It is pointless to introduce cinematographer Stanley Kubrick, whose long career, punctuated by thirteen feature-length films, made cinematic history. His beginnings as a photographer at the end of the 1940s, on the other hand, are lesser-known, and the Museum of the City of New York is offering an exhibition of photographs dedicated to these few years when the young Kubrick worked for the press.
Born in Manhattan in 1928 into a Jewish family originating from Central Europe, he spent his youth in the Bronx. A poor student, he little-frequented school and dreamed of becoming a jazz drummer.
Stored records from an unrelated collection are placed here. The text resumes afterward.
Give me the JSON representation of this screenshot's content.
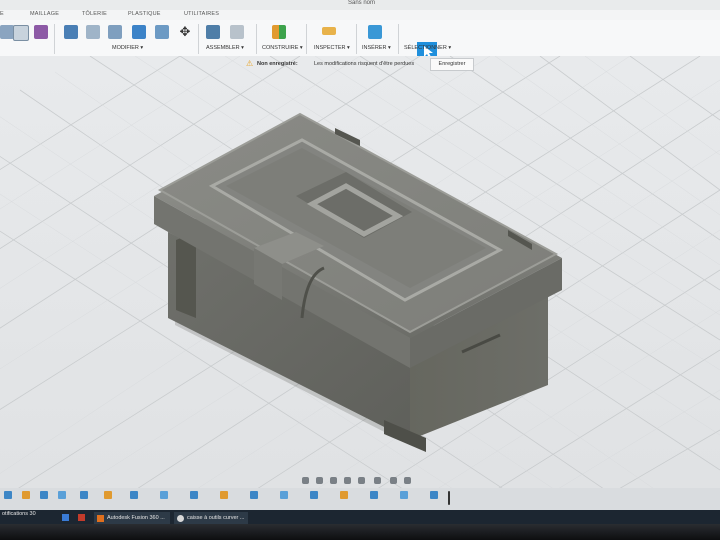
{
  "window": {
    "title": "Sans nom"
  },
  "ribbon_tabs": [
    "MAILLAGE",
    "TÔLERIE",
    "PLASTIQUE",
    "UTILITAIRES"
  ],
  "tool_groups": [
    "MODIFIER ▾",
    "ASSEMBLER ▾",
    "CONSTRUIRE ▾",
    "INSPECTER ▾",
    "INSÉRER ▾",
    "SÉLECTIONNER ▾"
  ],
  "notice": {
    "title": "Non enregistré:",
    "message": "Les modifications risquent d'être perdues",
    "button": "Enregistrer"
  },
  "left_button": "«",
  "taskbar": {
    "items": [
      "otifications 30",
      "Autodesk Fusion 360 ...",
      "caisse à outils curver ..."
    ]
  },
  "colors": {
    "select_tool": "#1f8fdc",
    "viewport_bg": "#e4e6e8",
    "model_body": "#7a7b75",
    "taskbar": "#1c2631"
  },
  "icons": [
    "warning-icon",
    "select-cursor-icon",
    "move-icon",
    "orbit-icon",
    "pan-icon",
    "zoom-icon",
    "display-icon",
    "grid-icon"
  ]
}
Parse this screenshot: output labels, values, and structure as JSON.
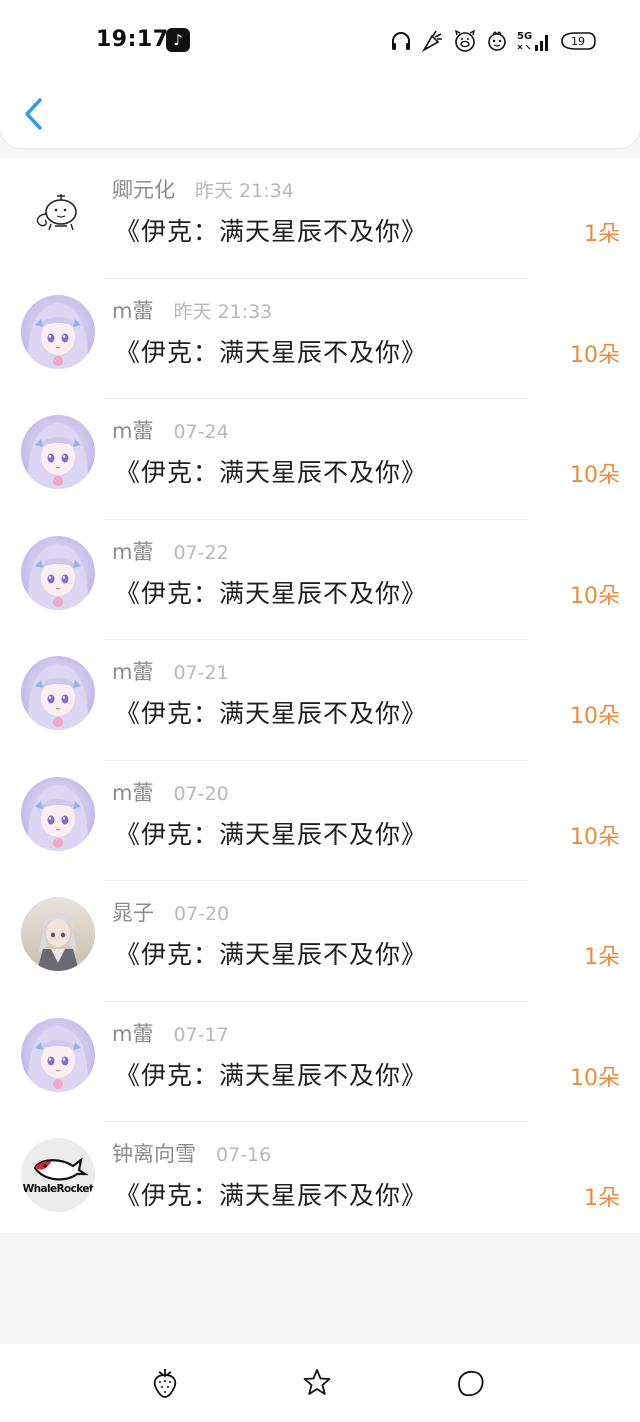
{
  "status_bar": {
    "time": "19:17",
    "network": "5G",
    "battery": "19"
  },
  "header": {
    "back_icon": "chevron-left-icon"
  },
  "colors": {
    "accent_blue": "#2f9ee8",
    "count_orange": "#ef8a3d",
    "name_gray": "#8c8c8c",
    "date_gray": "#b8b8b8"
  },
  "rows": [
    {
      "name": "卿元化",
      "date": "昨天 21:34",
      "gift": "《伊克：满天星辰不及你》",
      "count": "1朵",
      "avatar": "monkey-sketch"
    },
    {
      "name": "m蕾",
      "date": "昨天 21:33",
      "gift": "《伊克：满天星辰不及你》",
      "count": "10朵",
      "avatar": "anime-girl"
    },
    {
      "name": "m蕾",
      "date": "07-24",
      "gift": "《伊克：满天星辰不及你》",
      "count": "10朵",
      "avatar": "anime-girl"
    },
    {
      "name": "m蕾",
      "date": "07-22",
      "gift": "《伊克：满天星辰不及你》",
      "count": "10朵",
      "avatar": "anime-girl"
    },
    {
      "name": "m蕾",
      "date": "07-21",
      "gift": "《伊克：满天星辰不及你》",
      "count": "10朵",
      "avatar": "anime-girl"
    },
    {
      "name": "m蕾",
      "date": "07-20",
      "gift": "《伊克：满天星辰不及你》",
      "count": "10朵",
      "avatar": "anime-girl"
    },
    {
      "name": "晁子",
      "date": "07-20",
      "gift": "《伊克：满天星辰不及你》",
      "count": "1朵",
      "avatar": "anime-boy"
    },
    {
      "name": "m蕾",
      "date": "07-17",
      "gift": "《伊克：满天星辰不及你》",
      "count": "10朵",
      "avatar": "anime-girl"
    },
    {
      "name": "钟离向雪",
      "date": "07-16",
      "gift": "《伊克：满天星辰不及你》",
      "count": "1朵",
      "avatar": "whalerocket-logo"
    }
  ],
  "bottom_nav": {
    "items": [
      "strawberry-icon",
      "star-icon",
      "bubble-icon"
    ]
  }
}
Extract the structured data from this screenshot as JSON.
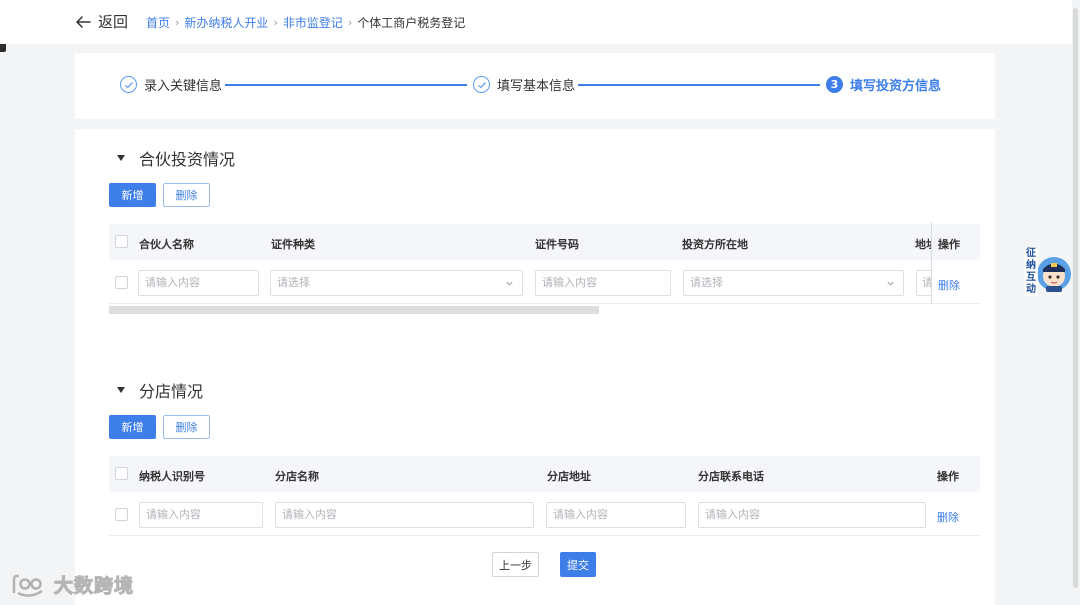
{
  "header": {
    "back_label": "返回",
    "breadcrumb": [
      "首页",
      "新办纳税人开业",
      "非市监登记"
    ],
    "breadcrumb_current": "个体工商户税务登记",
    "separator": "›"
  },
  "stepper": {
    "steps": [
      {
        "label": "录入关键信息",
        "state": "done"
      },
      {
        "label": "填写基本信息",
        "state": "done"
      },
      {
        "label": "填写投资方信息",
        "state": "active",
        "number": "3"
      }
    ]
  },
  "partner": {
    "title": "合伙投资情况",
    "add_label": "新增",
    "delete_label": "删除",
    "columns": [
      "合伙人名称",
      "证件种类",
      "证件号码",
      "投资方所在地",
      "地址",
      "操作"
    ],
    "row": {
      "name_placeholder": "请输入内容",
      "id_type_placeholder": "请选择",
      "id_number_placeholder": "请输入内容",
      "location_placeholder": "请选择",
      "address_placeholder": "请输入内容",
      "action": "删除"
    }
  },
  "branch": {
    "title": "分店情况",
    "add_label": "新增",
    "delete_label": "删除",
    "columns": [
      "纳税人识别号",
      "分店名称",
      "分店地址",
      "分店联系电话",
      "操作"
    ],
    "row": {
      "tax_id_placeholder": "请输入内容",
      "name_placeholder": "请输入内容",
      "address_placeholder": "请输入内容",
      "phone_placeholder": "请输入内容",
      "action": "删除"
    }
  },
  "footer": {
    "prev_label": "上一步",
    "submit_label": "提交"
  },
  "mascot": {
    "text": "征纳互动"
  },
  "watermark": {
    "text": "大数跨境"
  },
  "colors": {
    "primary": "#3d7ee8",
    "background": "#f3f4f6"
  }
}
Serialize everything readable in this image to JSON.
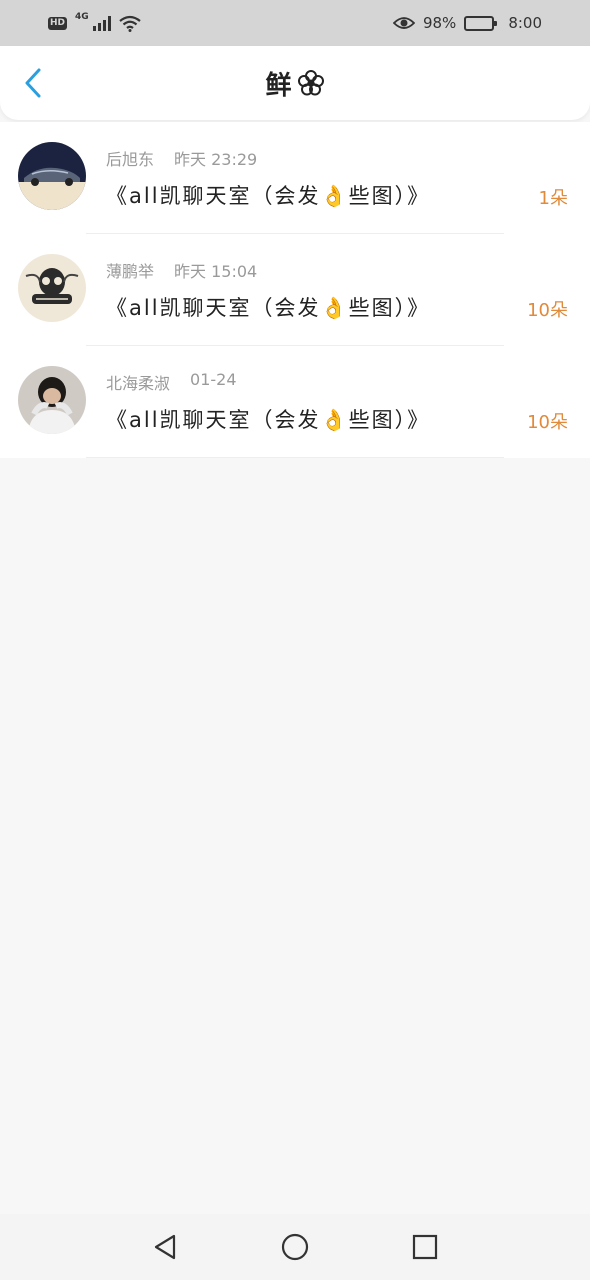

He devoted himself to photography and was hired as a photographer by the magazine Look. Created a little after Life, the magazine was published twice a month and allowed itself more flexibility, distancing itself from current events with short reports illustrated by photographs. Stanley Kubrick worked there as an independent photographer from 1945 to 1950 when he was only 17 to 21 years old. The exhibition concentrates on these four years.
The presented photographs form a distinct, chronologically classed series. The exhibition ends with the evocation of his first films, notably Day of the Fight, which came out in 1951 and was inspired by his series on the boxer Walter Cartier. All these photographs illustrated daily New York life with themes and titles as amusing as they are charming: Dentist’s Office : Americans Are Dutiful but Nervous Patients, Life and Love on the New York Subway, While Mama Shops : Kids Are Bored, Get into Mischief While Mom’s Away, A Dog’s Life in the Big City.
In this type of exhibition interested in the lesser-known career of a recognized artist, which is becoming more and more frequent, the temptation of a retrospective is inevitable. It is, however, difficult to find a specific style in photographer Kubrick whose inspiration is on the side of Weegee. The images are funny and remain captivating, and their linkage to the press articles to which they are dedicated allow one to envision a profusion and an adaptability from which it is hard to extract a constant. That is not the intent of the exhibition. It has the merit of forgetting who Stanley Kubrick is and is truly interested in the photographs themselves, placing them in their production context. The exhibition ends where, for our viewers, Stanley Kubrick began, and we appreciate the unadorned scenography just as much as we do the images foreshadowing – just as much as they are not foreshadowing – the career of the cinematographer to come.
Hugo Fortin is an author specialized in photography based in New York.
Through a Different Lens – Stanley Kubrick, Photographs
Through October 28, 2018
Museum of the City of New York
1220 5th Ave & 103rd Street
New York, NY 10029